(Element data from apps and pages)
- Opening Delimiter -
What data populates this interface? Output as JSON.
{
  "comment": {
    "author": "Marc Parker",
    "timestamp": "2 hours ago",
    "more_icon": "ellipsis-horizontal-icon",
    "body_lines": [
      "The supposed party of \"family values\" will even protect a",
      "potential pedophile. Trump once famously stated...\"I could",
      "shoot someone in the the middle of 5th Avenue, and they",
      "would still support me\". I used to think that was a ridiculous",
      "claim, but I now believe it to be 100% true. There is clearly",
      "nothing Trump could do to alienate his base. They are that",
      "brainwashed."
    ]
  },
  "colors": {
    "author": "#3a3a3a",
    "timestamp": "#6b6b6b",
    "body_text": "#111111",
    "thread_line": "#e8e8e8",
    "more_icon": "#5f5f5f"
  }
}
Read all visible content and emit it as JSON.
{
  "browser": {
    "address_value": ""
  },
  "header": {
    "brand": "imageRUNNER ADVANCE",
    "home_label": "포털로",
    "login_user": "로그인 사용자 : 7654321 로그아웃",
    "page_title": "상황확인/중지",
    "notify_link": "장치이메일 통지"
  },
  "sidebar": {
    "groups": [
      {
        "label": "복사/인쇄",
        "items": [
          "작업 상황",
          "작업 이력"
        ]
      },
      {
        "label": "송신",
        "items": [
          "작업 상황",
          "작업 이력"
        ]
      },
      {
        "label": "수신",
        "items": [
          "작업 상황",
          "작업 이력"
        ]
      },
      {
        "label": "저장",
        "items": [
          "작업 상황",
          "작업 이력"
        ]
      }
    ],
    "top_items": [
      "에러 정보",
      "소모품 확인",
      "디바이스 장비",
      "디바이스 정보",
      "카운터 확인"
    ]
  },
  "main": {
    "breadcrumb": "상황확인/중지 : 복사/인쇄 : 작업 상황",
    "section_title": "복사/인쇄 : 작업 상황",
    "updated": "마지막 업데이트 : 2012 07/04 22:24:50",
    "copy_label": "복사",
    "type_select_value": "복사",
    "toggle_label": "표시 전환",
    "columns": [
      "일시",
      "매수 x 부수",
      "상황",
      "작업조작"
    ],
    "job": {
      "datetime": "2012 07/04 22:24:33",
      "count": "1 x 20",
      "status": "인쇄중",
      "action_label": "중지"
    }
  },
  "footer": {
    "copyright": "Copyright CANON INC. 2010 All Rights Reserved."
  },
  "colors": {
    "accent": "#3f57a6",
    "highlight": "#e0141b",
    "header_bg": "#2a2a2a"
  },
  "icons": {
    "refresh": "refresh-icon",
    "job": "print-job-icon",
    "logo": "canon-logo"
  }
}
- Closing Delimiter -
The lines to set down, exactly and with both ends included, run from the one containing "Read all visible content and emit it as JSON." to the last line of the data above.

Read all visible content and emit it as JSON.
{
  "browser": {
    "address_value": ""
  },
  "header": {
    "brand": "imageRUNNER ADVANCE",
    "home_label": "포털로",
    "login_user": "로그인 사용자 : 7654321 로그아웃",
    "page_title": "상황확인/중지",
    "notify_link": "장치이메일 통지"
  },
  "sidebar": {
    "groups": [
      {
        "label": "복사/인쇄",
        "items": [
          "작업 상황",
          "작업 이력"
        ]
      },
      {
        "label": "송신",
        "items": [
          "작업 상황",
          "작업 이력"
        ]
      },
      {
        "label": "수신",
        "items": [
          "작업 상황",
          "작업 이력"
        ]
      },
      {
        "label": "저장",
        "items": [
          "작업 상황",
          "작업 이력"
        ]
      }
    ],
    "top_items": [
      "에러 정보",
      "소모품 확인",
      "디바이스 장비",
      "디바이스 정보",
      "카운터 확인"
    ]
  },
  "main": {
    "breadcrumb": "상황확인/중지 : 복사/인쇄 : 작업 상황",
    "section_title": "복사/인쇄 : 작업 상황",
    "updated": "마지막 업데이트 : 2012 07/04 22:24:50",
    "copy_label": "복사",
    "type_select_value": "복사",
    "toggle_label": "표시 전환",
    "columns": [
      "일시",
      "매수 x 부수",
      "상황",
      "작업조작"
    ],
    "job": {
      "datetime": "2012 07/04 22:24:33",
      "count": "1 x 20",
      "status": "인쇄중",
      "action_label": "중지"
    }
  },
  "footer": {
    "copyright": "Copyright CANON INC. 2010 All Rights Reserved."
  },
  "colors": {
    "accent": "#3f57a6",
    "highlight": "#e0141b",
    "header_bg": "#2a2a2a"
  },
  "icons": {
    "refresh": "refresh-icon",
    "job": "print-job-icon",
    "logo": "canon-logo"
  }
}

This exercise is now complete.